═══ Material to process ═══

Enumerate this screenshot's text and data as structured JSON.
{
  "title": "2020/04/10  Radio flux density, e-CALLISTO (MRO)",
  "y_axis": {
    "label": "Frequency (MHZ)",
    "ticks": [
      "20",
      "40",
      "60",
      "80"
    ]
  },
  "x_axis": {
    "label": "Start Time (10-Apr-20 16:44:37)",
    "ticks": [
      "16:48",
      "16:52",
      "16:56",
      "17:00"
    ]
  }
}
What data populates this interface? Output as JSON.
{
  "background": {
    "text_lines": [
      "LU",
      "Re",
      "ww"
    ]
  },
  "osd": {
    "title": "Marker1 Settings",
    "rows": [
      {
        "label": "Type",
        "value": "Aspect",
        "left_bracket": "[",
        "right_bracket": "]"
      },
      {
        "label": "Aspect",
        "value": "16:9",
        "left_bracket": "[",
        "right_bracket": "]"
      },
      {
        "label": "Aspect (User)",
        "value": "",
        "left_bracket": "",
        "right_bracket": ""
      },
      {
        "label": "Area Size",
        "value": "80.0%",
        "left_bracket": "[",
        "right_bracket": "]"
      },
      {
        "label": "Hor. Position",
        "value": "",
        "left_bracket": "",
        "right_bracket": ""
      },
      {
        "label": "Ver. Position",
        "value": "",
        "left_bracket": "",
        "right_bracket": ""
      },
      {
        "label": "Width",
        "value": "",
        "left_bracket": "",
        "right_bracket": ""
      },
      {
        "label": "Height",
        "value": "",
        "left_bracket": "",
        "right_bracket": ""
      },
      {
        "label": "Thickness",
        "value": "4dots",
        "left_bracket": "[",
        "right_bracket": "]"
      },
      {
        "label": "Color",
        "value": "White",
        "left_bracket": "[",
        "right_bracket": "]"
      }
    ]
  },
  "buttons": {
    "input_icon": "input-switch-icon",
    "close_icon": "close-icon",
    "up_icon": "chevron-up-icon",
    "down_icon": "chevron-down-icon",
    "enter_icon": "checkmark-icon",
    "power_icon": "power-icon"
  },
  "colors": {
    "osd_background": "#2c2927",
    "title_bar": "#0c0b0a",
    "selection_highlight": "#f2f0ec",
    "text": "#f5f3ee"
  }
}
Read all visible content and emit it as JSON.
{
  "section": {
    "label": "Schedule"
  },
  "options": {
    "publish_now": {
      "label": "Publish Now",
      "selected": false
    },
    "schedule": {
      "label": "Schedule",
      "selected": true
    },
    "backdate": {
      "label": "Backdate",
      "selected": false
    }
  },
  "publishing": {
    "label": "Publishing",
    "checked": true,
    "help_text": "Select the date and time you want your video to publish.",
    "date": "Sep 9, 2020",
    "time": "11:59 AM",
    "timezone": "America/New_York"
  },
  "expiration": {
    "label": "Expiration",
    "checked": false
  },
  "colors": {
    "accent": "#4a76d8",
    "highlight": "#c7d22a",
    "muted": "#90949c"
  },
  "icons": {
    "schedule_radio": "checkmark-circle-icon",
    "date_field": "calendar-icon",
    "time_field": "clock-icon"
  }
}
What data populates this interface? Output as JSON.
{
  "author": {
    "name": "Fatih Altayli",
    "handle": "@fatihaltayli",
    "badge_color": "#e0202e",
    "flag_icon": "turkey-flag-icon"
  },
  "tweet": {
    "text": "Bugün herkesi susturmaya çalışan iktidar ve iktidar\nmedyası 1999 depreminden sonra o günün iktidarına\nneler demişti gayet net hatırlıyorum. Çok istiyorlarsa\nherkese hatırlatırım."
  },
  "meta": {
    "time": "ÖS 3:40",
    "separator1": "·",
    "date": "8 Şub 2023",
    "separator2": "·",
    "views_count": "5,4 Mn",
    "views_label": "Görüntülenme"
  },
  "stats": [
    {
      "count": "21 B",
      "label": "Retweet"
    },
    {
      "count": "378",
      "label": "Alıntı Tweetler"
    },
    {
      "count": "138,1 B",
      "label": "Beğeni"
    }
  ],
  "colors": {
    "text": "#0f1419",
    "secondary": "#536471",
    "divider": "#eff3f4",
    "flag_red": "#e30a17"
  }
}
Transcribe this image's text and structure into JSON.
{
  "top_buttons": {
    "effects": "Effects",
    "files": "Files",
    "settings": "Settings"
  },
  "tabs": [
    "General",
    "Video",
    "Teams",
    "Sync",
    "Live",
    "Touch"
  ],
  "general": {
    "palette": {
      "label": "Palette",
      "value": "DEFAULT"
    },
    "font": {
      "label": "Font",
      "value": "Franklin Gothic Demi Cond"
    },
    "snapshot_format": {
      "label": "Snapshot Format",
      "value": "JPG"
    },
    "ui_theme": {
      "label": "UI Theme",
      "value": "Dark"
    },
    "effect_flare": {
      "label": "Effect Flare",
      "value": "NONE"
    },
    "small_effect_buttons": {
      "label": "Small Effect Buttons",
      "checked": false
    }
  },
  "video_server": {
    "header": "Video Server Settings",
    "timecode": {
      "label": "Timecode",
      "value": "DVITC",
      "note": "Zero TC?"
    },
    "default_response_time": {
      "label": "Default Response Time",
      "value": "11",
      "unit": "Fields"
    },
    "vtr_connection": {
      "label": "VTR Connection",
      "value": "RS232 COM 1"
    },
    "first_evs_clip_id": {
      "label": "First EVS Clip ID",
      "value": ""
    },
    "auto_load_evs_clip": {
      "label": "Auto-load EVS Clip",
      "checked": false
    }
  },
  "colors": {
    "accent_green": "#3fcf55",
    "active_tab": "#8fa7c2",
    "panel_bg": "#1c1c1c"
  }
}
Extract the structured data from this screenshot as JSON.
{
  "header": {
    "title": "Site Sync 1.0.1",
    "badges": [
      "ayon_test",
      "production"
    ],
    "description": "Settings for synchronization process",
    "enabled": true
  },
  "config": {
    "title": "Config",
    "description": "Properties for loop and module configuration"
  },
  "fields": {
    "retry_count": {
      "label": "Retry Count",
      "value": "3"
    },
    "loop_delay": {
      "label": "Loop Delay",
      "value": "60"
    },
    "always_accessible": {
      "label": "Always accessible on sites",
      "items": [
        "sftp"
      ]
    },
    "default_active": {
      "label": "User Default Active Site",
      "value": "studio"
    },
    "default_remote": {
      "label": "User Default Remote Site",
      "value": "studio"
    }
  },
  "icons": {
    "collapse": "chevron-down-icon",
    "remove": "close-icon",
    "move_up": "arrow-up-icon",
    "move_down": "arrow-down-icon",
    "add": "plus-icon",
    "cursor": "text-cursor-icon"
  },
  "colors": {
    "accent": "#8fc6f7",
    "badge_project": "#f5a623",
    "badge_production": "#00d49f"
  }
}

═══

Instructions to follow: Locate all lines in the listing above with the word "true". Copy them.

Output for this exercise:
      "selected": true
    "checked": true,
    "enabled": true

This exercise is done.